    You are fascinating to me, you creatures that sleep. Slumber on sweet dreamer. I lay on your chest and breathe in your scent. Oh, you sleep on your side? I like that better. Then I can squirm up behind you, fold myself to match your form. Sometimes you feel my breath on your neck, or my delicate fingernails as they brush your hair. But you won’t wake. I won’t let you.
    I lay beside you and sing soft nightmares in your ear. I know when you’re dreaming, I can smell it. When you mumble in your sleep, I’m the one who answers. When perspiration prickles from your tormented dreams, I’m the one who licks the brine from your skin. And when you open your eyes, and can’t move, it’s the fear of me that freezes you. It’s the fear of me that halts the voice in your fragile throat.
    Lucky for you, I’m not hungry. Not tonight.
    I’ll see you tomorrow.

Thanks for reading!


>March of the Broken

>I thought I should finally post something on here that everyone can read. Having checked that the electronic rights have reverted back to me, here’s March of the Broken. My first (very) short Zombie story from Murky Depths #9:

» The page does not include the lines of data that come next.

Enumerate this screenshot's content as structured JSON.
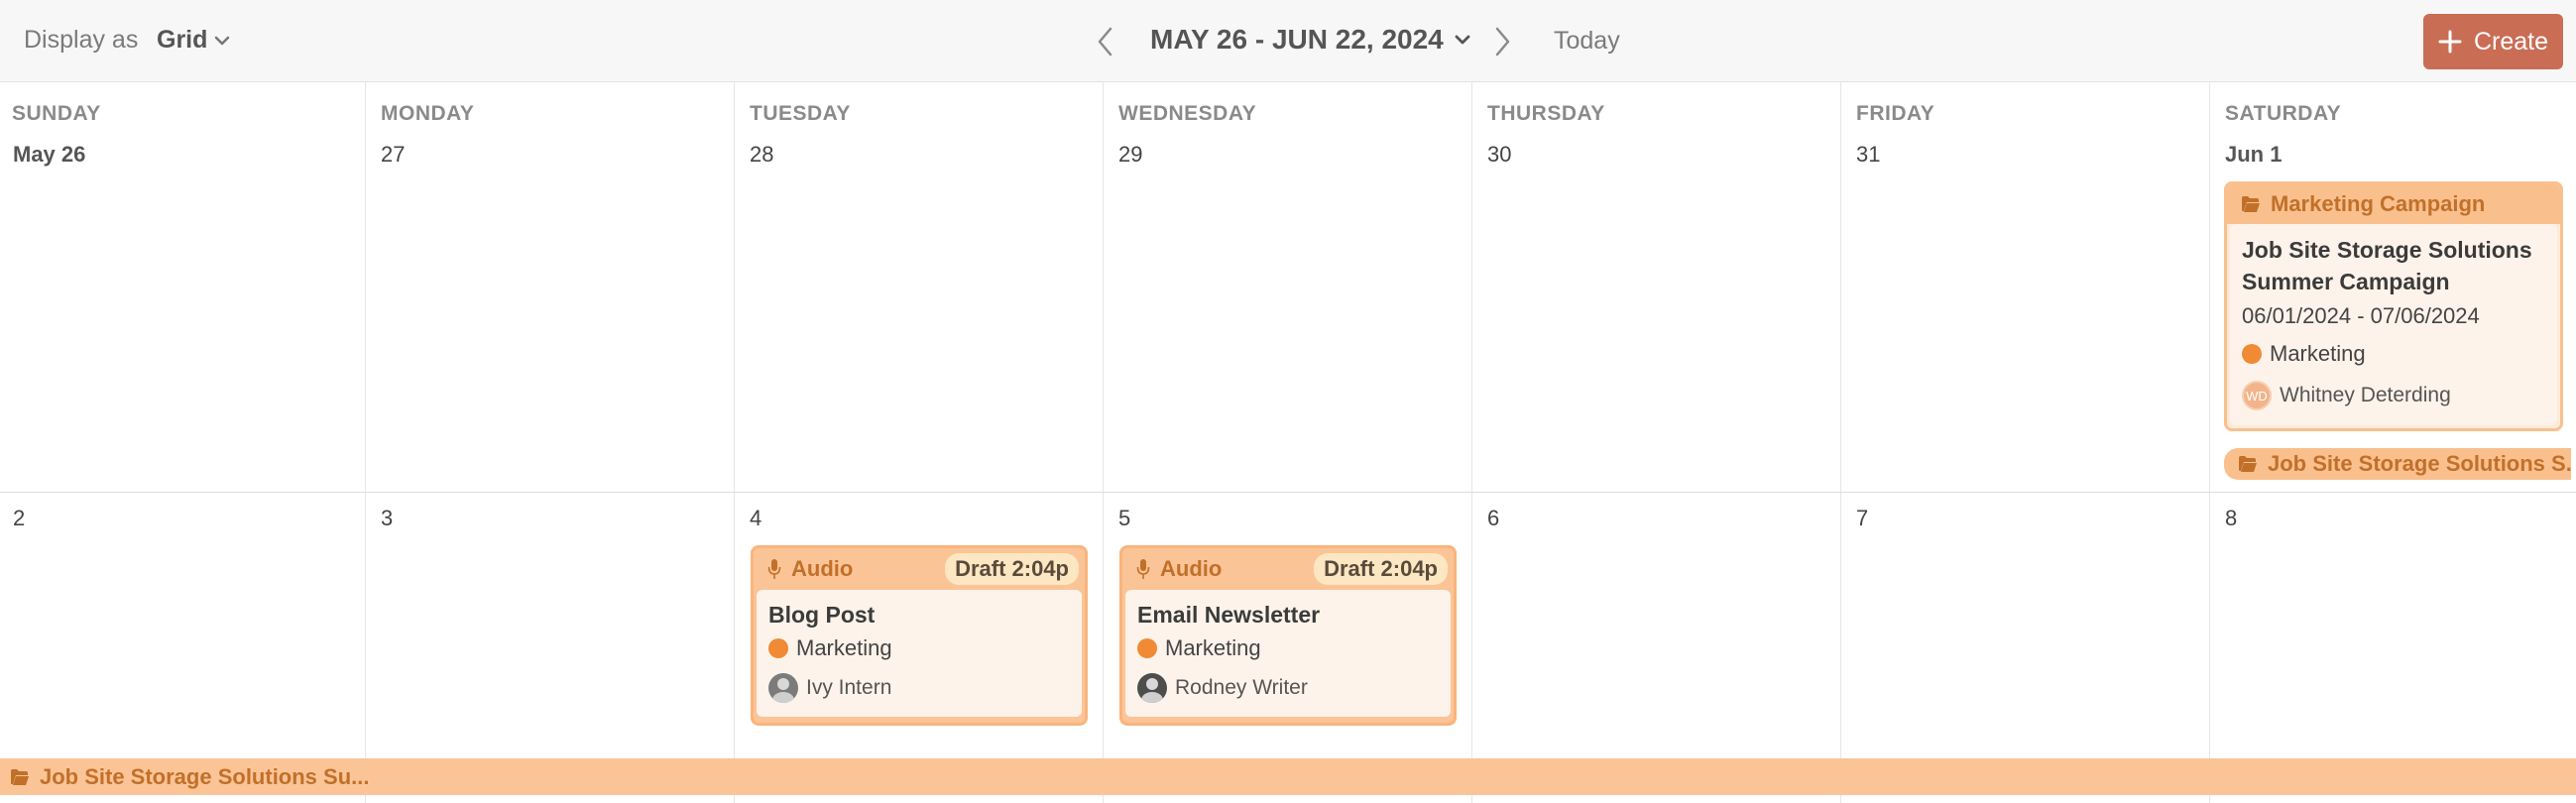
{
  "toolbar": {
    "display_as_label": "Display as",
    "view_mode": "Grid",
    "date_range": "MAY 26 - JUN 22, 2024",
    "today_label": "Today",
    "create_label": "Create"
  },
  "weekdays": [
    "SUNDAY",
    "MONDAY",
    "TUESDAY",
    "WEDNESDAY",
    "THURSDAY",
    "FRIDAY",
    "SATURDAY"
  ],
  "week1_dates": [
    "May 26",
    "27",
    "28",
    "29",
    "30",
    "31",
    "Jun 1"
  ],
  "week2_dates": [
    "2",
    "3",
    "4",
    "5",
    "6",
    "7",
    "8"
  ],
  "campaign": {
    "category": "Marketing Campaign",
    "title": "Job Site Storage Solutions Summer Campaign",
    "dates": "06/01/2024 - 07/06/2024",
    "tag": "Marketing",
    "owner_initials": "WD",
    "owner": "Whitney Deterding"
  },
  "span_bars": {
    "saturday_label": "Job Site Storage Solutions S...",
    "week2_label": "Job Site Storage Solutions Su..."
  },
  "content_items": [
    {
      "type": "Audio",
      "status": "Draft 2:04p",
      "title": "Blog Post",
      "tag": "Marketing",
      "owner": "Ivy Intern"
    },
    {
      "type": "Audio",
      "status": "Draft 2:04p",
      "title": "Email Newsletter",
      "tag": "Marketing",
      "owner": "Rodney Writer"
    }
  ],
  "colors": {
    "accent": "#c96d55",
    "campaign_header": "#f9c08e",
    "campaign_text": "#c27029",
    "tag_dot": "#f08a35"
  },
  "icons": {
    "grid_dropdown": "chevron-down-icon",
    "prev": "chevron-left-icon",
    "next": "chevron-right-icon",
    "create": "plus-icon",
    "campaign": "folder-open-icon",
    "audio": "microphone-icon"
  }
}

Unsteadily I take to my crippled feet, make my first shambling step.
    Survey the carnage. The ground is slick with scarlet and I drag my reluctant toes through the gore unsure of my destination. The silence is maddening. I can not feel myself as I move, propelled forward by preternatural will, but I can feel the hunger. It rises in my dulled mind with insatiable ferocity that catcalls and jeers to only me.
    There are more, so many now. We move in shuffling unison, a broken battalion, an exodus of the hungry.
    And there are the others. They move so swift, and always away.
    Please. Don’t leave me.
    My voice sounds so morose and the words merge into a single hollow syllable. Some of them cover their ears as I plead in vain.
    Only in the earliest morning has the city ever been so still. There is a dreadful tension in the chill air. The buildings themselves seem to quiver with the effort of remaining still. There is a vacuum caused by the holding of mortal breath as I wander by.
    A sound. It catches my instinctual ear and I am drawn.
    My tattered hands scratch ineffectually at their walls, their doors. They plead like prisoners, afraid of their guards. They beg me to leave them alone. I can hear them from behind their barriers of brick and wood. They think them impenetrable. Nothing is more timeless than me. I am beyond the grasp of Time and Death. Not your bricks, not your wood, not your fragile lives can withstand my patient hunger.
    I wait. Outside.
    There is a press of bodies without people. Torsos and limbs held together by force of habit. We jostle and sway in the dark, our senses strained toward one inescapable goal. There is movement and the mob flows with wilted vigour. A sorrowful lament rises from our swelling ranks.
    I’m here. Can you not see me? Help me.
    Let me inside. I’m so alone and the world hurts my insomniac eyes.
    Sometimes they shriek and writhe in my arms. They beat at me like a beast, thrash and struggle. The thick taste of tin as it jets against my palette or the wet crunch of flesh is all that I ask for. Yet, they are so reluctant.
    So warm. I just want to be warm.
    I see you, a face from the locked vault of my mind. Your hair, I remember, it felt as if I were touching a dream. I knew you before. There was something before the stained shirt. There was something before your face was so cold and scarred with tear tracks. You know me. Who am I now, that you see me with such loathing? There was love there once.
    A whisper as you raise the rifle to your shoulder.
    Yes. That was my name.
    You say you’re sorry.
    Please, please.

Thanks for reading.